• _Exercise instructions_
Please retype the records below exactly, omitting any images.

• _Information given_
⟨
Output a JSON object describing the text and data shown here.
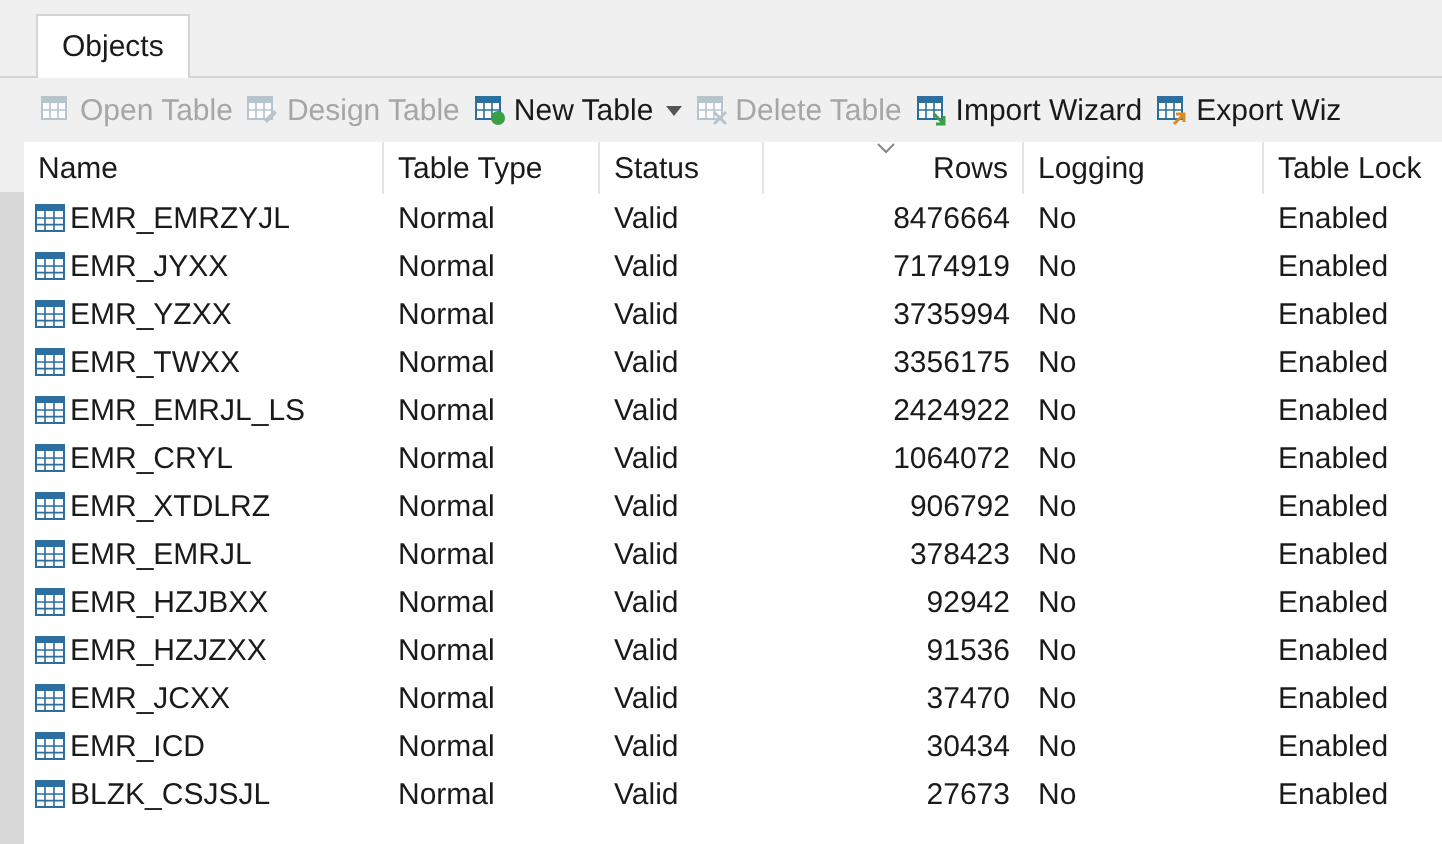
{
  "tabs": [
    {
      "label": "Objects",
      "selected": true
    }
  ],
  "toolbar": [
    {
      "label": "Open Table",
      "disabled": true,
      "kind": "open",
      "dropdown": false
    },
    {
      "label": "Design Table",
      "disabled": true,
      "kind": "design",
      "dropdown": false
    },
    {
      "label": "New Table",
      "disabled": false,
      "kind": "new",
      "dropdown": true
    },
    {
      "label": "Delete Table",
      "disabled": true,
      "kind": "delete",
      "dropdown": false
    },
    {
      "label": "Import Wizard",
      "disabled": false,
      "kind": "import",
      "dropdown": false
    },
    {
      "label": "Export Wiz",
      "disabled": false,
      "kind": "export",
      "dropdown": false
    }
  ],
  "table": {
    "columns": [
      {
        "label": "Name",
        "kind": "text",
        "sorted": false
      },
      {
        "label": "Table Type",
        "kind": "text",
        "sorted": false
      },
      {
        "label": "Status",
        "kind": "text",
        "sorted": false
      },
      {
        "label": "Rows",
        "kind": "number",
        "sorted": true
      },
      {
        "label": "Logging",
        "kind": "text",
        "sorted": false
      },
      {
        "label": "Table Lock",
        "kind": "text",
        "sorted": false
      }
    ],
    "rows": [
      [
        "EMR_EMRZYJL",
        "Normal",
        "Valid",
        "8476664",
        "No",
        "Enabled"
      ],
      [
        "EMR_JYXX",
        "Normal",
        "Valid",
        "7174919",
        "No",
        "Enabled"
      ],
      [
        "EMR_YZXX",
        "Normal",
        "Valid",
        "3735994",
        "No",
        "Enabled"
      ],
      [
        "EMR_TWXX",
        "Normal",
        "Valid",
        "3356175",
        "No",
        "Enabled"
      ],
      [
        "EMR_EMRJL_LS",
        "Normal",
        "Valid",
        "2424922",
        "No",
        "Enabled"
      ],
      [
        "EMR_CRYL",
        "Normal",
        "Valid",
        "1064072",
        "No",
        "Enabled"
      ],
      [
        "EMR_XTDLRZ",
        "Normal",
        "Valid",
        "906792",
        "No",
        "Enabled"
      ],
      [
        "EMR_EMRJL",
        "Normal",
        "Valid",
        "378423",
        "No",
        "Enabled"
      ],
      [
        "EMR_HZJBXX",
        "Normal",
        "Valid",
        "92942",
        "No",
        "Enabled"
      ],
      [
        "EMR_HZJZXX",
        "Normal",
        "Valid",
        "91536",
        "No",
        "Enabled"
      ],
      [
        "EMR_JCXX",
        "Normal",
        "Valid",
        "37470",
        "No",
        "Enabled"
      ],
      [
        "EMR_ICD",
        "Normal",
        "Valid",
        "30434",
        "No",
        "Enabled"
      ],
      [
        "BLZK_CSJSJL",
        "Normal",
        "Valid",
        "27673",
        "No",
        "Enabled"
      ]
    ]
  }
}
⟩
• _Exercise output_
Output a JSON object describing the text and data shown here.
{
  "tabs": [
    {
      "label": "Objects",
      "selected": true
    }
  ],
  "toolbar": [
    {
      "label": "Open Table",
      "disabled": true,
      "kind": "open",
      "dropdown": false
    },
    {
      "label": "Design Table",
      "disabled": true,
      "kind": "design",
      "dropdown": false
    },
    {
      "label": "New Table",
      "disabled": false,
      "kind": "new",
      "dropdown": true
    },
    {
      "label": "Delete Table",
      "disabled": true,
      "kind": "delete",
      "dropdown": false
    },
    {
      "label": "Import Wizard",
      "disabled": false,
      "kind": "import",
      "dropdown": false
    },
    {
      "label": "Export Wiz",
      "disabled": false,
      "kind": "export",
      "dropdown": false
    }
  ],
  "table": {
    "columns": [
      {
        "label": "Name",
        "kind": "text",
        "sorted": false
      },
      {
        "label": "Table Type",
        "kind": "text",
        "sorted": false
      },
      {
        "label": "Status",
        "kind": "text",
        "sorted": false
      },
      {
        "label": "Rows",
        "kind": "number",
        "sorted": true
      },
      {
        "label": "Logging",
        "kind": "text",
        "sorted": false
      },
      {
        "label": "Table Lock",
        "kind": "text",
        "sorted": false
      }
    ],
    "rows": [
      [
        "EMR_EMRZYJL",
        "Normal",
        "Valid",
        "8476664",
        "No",
        "Enabled"
      ],
      [
        "EMR_JYXX",
        "Normal",
        "Valid",
        "7174919",
        "No",
        "Enabled"
      ],
      [
        "EMR_YZXX",
        "Normal",
        "Valid",
        "3735994",
        "No",
        "Enabled"
      ],
      [
        "EMR_TWXX",
        "Normal",
        "Valid",
        "3356175",
        "No",
        "Enabled"
      ],
      [
        "EMR_EMRJL_LS",
        "Normal",
        "Valid",
        "2424922",
        "No",
        "Enabled"
      ],
      [
        "EMR_CRYL",
        "Normal",
        "Valid",
        "1064072",
        "No",
        "Enabled"
      ],
      [
        "EMR_XTDLRZ",
        "Normal",
        "Valid",
        "906792",
        "No",
        "Enabled"
      ],
      [
        "EMR_EMRJL",
        "Normal",
        "Valid",
        "378423",
        "No",
        "Enabled"
      ],
      [
        "EMR_HZJBXX",
        "Normal",
        "Valid",
        "92942",
        "No",
        "Enabled"
      ],
      [
        "EMR_HZJZXX",
        "Normal",
        "Valid",
        "91536",
        "No",
        "Enabled"
      ],
      [
        "EMR_JCXX",
        "Normal",
        "Valid",
        "37470",
        "No",
        "Enabled"
      ],
      [
        "EMR_ICD",
        "Normal",
        "Valid",
        "30434",
        "No",
        "Enabled"
      ],
      [
        "BLZK_CSJSJL",
        "Normal",
        "Valid",
        "27673",
        "No",
        "Enabled"
      ]
    ]
  }
}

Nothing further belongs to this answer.